**YOUR ASSIGNMENT:**
Within the data below, copy each line where the string "initials" is found.
-- Opening Marker --
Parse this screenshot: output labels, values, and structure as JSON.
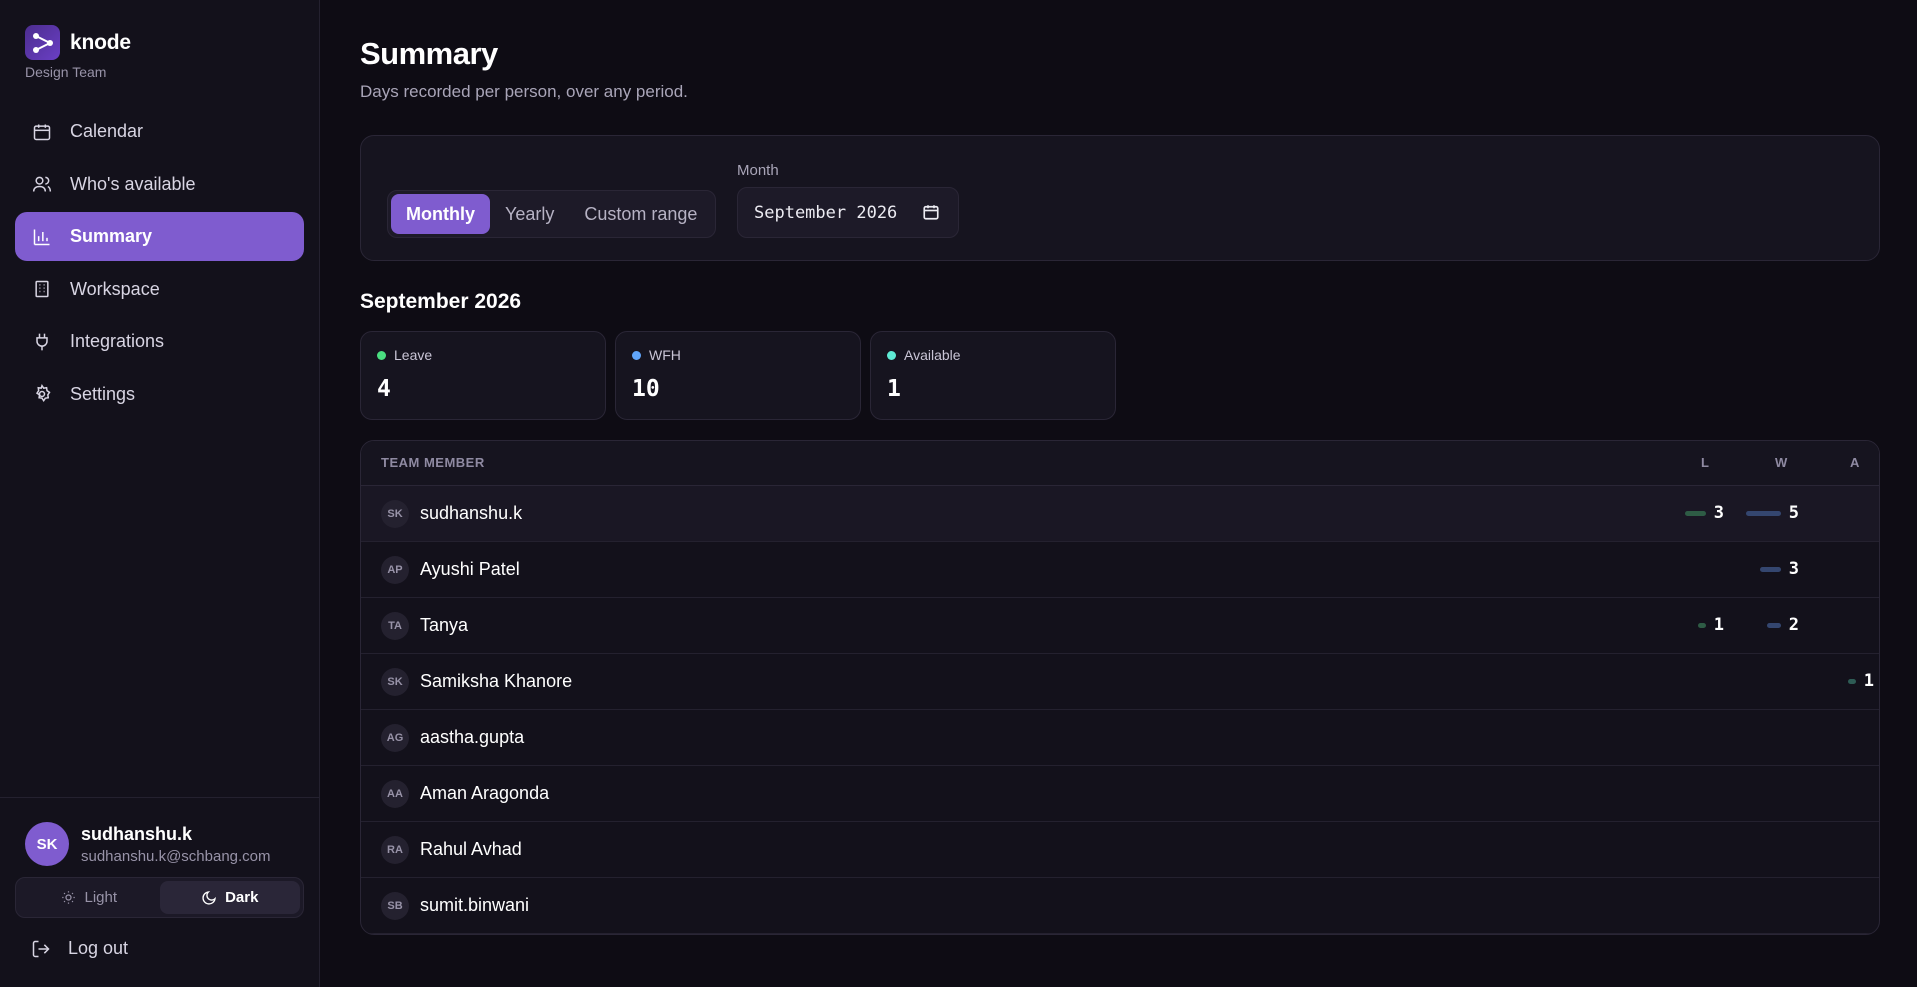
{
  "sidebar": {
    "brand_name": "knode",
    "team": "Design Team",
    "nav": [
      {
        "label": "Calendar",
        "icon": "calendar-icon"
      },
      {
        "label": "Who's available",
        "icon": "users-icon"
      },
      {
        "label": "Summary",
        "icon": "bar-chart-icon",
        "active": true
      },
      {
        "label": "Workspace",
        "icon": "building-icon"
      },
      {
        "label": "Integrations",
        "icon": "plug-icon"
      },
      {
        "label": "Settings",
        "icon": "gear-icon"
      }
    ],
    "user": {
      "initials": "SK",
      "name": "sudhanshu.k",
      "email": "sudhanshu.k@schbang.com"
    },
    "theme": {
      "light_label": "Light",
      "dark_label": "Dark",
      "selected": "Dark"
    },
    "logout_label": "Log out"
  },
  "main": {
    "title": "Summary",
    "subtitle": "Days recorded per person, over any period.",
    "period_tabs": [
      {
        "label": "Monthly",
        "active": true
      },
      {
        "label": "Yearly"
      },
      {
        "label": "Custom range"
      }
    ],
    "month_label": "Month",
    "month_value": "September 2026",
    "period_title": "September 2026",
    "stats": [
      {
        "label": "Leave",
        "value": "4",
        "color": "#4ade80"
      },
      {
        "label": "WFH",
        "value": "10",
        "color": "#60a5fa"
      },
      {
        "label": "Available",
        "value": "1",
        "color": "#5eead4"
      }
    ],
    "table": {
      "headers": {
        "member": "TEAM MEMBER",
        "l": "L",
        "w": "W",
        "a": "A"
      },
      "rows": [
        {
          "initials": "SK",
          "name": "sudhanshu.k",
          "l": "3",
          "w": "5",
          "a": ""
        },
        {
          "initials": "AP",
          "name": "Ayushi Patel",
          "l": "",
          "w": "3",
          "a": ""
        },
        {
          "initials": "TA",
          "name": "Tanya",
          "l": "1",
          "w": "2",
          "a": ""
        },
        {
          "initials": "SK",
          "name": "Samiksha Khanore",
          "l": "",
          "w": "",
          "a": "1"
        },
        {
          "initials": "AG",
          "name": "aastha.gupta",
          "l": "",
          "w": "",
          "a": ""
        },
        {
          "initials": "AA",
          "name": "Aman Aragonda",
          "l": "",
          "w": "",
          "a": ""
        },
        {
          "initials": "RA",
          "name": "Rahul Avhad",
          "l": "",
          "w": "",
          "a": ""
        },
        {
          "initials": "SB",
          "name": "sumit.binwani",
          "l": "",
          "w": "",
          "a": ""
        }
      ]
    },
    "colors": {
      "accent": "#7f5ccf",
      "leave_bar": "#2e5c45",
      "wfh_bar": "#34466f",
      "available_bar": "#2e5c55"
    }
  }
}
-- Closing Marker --
**EXERCISE SOLUTION:**
      "initials": "SK",
          "initials": "SK",
          "initials": "AP",
          "initials": "TA",
          "initials": "SK",
          "initials": "AG",
          "initials": "AA",
          "initials": "RA",
          "initials": "SB",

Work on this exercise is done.